Tuesday, July 22, 2014

Holy Interruptions

So last week's post was about establishing a daily life and work rhythm (see Finding my Rhythm). I had just posted it, was driving home and determined to live-out what I had just written, when my phone rang with the news that our colleague, Rev. Linda Jean Myers, had been brought to the ER as she was complaining of dizziness and shortness of breath. When I got to the hospital, she had already passed away. I spent the rest of the afternoon and late evening with her husband Ron and their older daughter Rachel.

I remember driving home that night trying to make sense of it all. I also recall thinking to myself, "There goes my rhythm. There goes my schedule for the rest of the week." I knew this concern took precedence over anything I had already planned to do. I now had to plan a memorial service and a sermon for that, provide pastoral care for the family and prepare another sermon for Sunday at Chugiak (Linda Jean's church) as well as provide pastoral care for them. This was in addition to a previously scheduled baptism and wedding I was going to do on Sunday and Monday. 

Now, don't get me wrong. I am NOT complaining. Surely no one had wished or even planned for this tragic event to happen. And I know that a great part of my new role is being a pastor to our pastors in the conference. And surely, the slight inconvenience of being thrown off my planned schedule pales in comparison to what Ron, Rachel and Rebekah are going through right now. I invite you to join me in continuing to hold the Myers family in your prayers. I also ask for prayers for the congregations that they serve: UMC of Chugiak and First UMC Anchorage.
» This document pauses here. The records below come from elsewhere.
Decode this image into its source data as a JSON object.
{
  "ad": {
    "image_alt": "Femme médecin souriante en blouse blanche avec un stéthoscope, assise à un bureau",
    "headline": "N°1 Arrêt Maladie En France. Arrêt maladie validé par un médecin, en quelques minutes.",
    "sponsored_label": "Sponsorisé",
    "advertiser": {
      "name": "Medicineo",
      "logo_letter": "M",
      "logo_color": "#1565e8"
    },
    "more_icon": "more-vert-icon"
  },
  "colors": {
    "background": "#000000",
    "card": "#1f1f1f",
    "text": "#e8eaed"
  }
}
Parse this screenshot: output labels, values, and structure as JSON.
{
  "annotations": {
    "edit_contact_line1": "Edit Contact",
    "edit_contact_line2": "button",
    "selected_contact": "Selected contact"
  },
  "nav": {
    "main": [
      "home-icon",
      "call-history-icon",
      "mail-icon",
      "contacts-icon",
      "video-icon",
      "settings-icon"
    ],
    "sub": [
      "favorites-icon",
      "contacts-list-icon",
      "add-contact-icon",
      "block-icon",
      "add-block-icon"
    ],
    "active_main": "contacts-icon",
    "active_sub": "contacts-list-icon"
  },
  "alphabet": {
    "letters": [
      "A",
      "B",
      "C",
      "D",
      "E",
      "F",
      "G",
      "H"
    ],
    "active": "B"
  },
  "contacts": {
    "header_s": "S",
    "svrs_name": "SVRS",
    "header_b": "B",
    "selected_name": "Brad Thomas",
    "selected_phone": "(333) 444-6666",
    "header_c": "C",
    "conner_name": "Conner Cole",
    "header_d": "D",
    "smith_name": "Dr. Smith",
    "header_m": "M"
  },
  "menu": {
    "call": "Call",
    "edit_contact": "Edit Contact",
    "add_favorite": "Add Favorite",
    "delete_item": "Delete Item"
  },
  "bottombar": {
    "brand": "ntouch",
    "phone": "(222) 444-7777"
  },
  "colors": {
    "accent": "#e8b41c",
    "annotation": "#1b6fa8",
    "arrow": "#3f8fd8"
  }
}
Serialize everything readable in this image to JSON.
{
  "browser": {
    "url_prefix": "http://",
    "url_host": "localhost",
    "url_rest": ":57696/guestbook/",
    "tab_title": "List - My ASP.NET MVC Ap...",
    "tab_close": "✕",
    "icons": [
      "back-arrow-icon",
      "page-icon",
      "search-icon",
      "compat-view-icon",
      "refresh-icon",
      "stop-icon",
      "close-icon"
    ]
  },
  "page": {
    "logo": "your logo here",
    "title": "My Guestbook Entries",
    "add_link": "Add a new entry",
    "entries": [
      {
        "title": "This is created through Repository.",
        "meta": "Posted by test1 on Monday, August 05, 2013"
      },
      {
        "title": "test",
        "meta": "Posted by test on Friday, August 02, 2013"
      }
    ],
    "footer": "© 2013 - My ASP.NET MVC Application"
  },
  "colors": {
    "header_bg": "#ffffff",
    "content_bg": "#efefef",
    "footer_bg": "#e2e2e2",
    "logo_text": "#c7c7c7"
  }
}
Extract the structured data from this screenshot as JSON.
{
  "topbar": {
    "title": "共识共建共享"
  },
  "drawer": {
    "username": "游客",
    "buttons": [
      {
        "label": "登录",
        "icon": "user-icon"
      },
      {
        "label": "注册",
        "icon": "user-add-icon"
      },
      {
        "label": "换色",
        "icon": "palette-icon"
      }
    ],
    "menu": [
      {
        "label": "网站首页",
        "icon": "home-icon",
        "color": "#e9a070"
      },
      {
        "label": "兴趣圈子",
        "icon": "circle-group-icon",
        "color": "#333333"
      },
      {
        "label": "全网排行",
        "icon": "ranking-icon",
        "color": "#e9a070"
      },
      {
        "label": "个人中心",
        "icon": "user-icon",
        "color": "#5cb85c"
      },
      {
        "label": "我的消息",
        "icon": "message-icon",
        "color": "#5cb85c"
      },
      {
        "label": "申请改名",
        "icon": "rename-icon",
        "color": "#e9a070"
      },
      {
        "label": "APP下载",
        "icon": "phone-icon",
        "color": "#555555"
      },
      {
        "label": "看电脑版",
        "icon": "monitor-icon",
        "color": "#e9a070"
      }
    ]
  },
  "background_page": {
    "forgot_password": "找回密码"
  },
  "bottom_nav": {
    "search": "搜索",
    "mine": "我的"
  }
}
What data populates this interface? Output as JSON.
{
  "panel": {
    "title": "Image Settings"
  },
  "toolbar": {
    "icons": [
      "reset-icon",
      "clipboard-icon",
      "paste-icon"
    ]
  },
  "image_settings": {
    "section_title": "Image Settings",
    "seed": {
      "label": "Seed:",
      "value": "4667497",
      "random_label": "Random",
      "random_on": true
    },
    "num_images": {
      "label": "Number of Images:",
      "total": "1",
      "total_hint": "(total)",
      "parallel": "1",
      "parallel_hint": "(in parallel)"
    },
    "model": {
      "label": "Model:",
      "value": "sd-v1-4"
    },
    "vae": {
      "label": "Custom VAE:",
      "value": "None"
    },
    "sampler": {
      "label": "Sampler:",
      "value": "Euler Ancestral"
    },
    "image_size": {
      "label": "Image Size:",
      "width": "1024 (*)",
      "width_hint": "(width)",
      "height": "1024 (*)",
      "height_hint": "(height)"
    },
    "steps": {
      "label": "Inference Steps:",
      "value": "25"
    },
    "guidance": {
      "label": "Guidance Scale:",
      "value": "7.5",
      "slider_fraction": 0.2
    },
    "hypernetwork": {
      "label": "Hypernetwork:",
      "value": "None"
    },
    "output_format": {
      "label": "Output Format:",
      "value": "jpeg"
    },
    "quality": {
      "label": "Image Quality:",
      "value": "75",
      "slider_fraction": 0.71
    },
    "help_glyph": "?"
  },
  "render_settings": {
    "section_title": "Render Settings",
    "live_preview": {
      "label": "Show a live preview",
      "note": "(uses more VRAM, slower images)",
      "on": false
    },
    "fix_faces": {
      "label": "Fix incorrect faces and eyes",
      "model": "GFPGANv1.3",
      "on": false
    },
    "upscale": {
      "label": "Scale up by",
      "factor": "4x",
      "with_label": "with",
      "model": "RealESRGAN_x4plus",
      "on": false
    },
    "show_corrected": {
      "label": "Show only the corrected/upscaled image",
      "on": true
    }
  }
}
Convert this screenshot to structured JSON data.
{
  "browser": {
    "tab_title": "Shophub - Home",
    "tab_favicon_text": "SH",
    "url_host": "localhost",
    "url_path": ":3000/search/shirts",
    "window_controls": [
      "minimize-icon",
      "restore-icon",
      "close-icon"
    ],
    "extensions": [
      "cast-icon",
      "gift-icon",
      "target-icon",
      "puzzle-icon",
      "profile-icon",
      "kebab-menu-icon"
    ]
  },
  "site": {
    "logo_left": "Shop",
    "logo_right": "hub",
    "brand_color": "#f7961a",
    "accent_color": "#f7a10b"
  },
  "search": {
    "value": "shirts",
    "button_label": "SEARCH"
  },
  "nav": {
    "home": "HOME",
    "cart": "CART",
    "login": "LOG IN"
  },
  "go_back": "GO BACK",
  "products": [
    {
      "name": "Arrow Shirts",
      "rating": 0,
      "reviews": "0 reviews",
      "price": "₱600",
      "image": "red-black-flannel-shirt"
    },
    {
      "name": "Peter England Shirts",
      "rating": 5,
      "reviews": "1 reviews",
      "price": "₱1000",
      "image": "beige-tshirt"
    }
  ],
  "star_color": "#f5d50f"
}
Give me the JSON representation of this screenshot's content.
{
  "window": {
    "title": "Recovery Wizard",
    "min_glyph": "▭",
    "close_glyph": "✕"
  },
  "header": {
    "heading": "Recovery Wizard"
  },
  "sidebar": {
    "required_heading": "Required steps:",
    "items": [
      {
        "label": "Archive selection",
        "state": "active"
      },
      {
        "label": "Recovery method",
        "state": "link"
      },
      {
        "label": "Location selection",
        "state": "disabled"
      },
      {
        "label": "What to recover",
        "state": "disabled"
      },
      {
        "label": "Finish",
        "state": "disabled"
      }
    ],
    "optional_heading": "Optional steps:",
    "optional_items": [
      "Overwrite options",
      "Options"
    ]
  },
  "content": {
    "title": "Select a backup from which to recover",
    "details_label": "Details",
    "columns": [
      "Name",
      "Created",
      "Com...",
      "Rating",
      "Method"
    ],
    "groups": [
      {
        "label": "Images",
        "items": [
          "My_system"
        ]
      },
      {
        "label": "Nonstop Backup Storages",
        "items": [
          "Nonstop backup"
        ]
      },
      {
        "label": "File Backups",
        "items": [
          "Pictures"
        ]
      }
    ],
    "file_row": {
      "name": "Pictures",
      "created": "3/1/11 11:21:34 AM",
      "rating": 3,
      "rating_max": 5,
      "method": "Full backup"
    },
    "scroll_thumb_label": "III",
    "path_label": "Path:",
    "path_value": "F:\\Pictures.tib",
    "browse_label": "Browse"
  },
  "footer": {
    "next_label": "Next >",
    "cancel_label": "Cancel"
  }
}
I am not complaining but I am writing this as a rejoinder to my post about rhythms. Yes, we need to figure out our life rhythms and live by them. But we also need to be ready to respond to the unexpected events that come our way. Our rhythms need a certain level of flexibility to allow us to live in the moment.

Now I know that you task-oriented folks are squirming in your seats as you read this, shaking your heads and saying, "No way, Carlo. Have some focus." And I do. I understand schedules and deadlines and try as much as I can to keep them. But one of our calls is being able to respond to what each situation brings.

When I go for a run or participate in a race, I set goals for myself. While I am not in a race to win, I hold myself to personal goals like improving my time and my pace. Yet every run is different. Every trail and race course is different. And even a day on the same trail is different from the day before. While I can plan my goals and tempo, I never know what I'll get from the trail until I'm there. Sometimes there's rain. Sometimes snow. Sometimes there's a detour or an injured fellow runner. Sometimes there's a view to watch and take in. Sometimes, my shoelaces come loose. Sometimes there's even a moose! When I go out for a run, I never know what to expect. I just have to be ready to respond appropriately to these interruptions in the routine.

In the dedication page of his first book, "Jesus' Strategy for Social Transformation", retired Filipino UM Bishop Emerito Nacpil thanked his grandchildren for adding joy to his life. He called them "welcome and holy interruptions" while he was in the process of writing. 

Speaking of interruptions, as I wrote this blog, I've had to stop to talk with Pastor Janice from Kenai and meet her daughter and grandson. I've had to pause and congratulate Pastor Tafa on his recent graduation from Course of Study. I've had to speak with folks on the phone to answer questions and also to listen. And that’s ok. These are all "holy interuptions". They're all part of this race called life.

Jesus modeled this. While he stuck to a rhythm of life, he was willing to be interrupted by children, people in need, people with questions and people who wanted to talk.

May you be blessed with a routine and a rhythm of life to define your days. But may you also be blessed with "holy interruptions" to remind you that God is not confined to the daily routines you have set and that life is certainly not just about sitting at a desk facing a digital screen.


1 comment:

  1. Thank you Carlo. You have been a tremendous example this week of what grace looks like.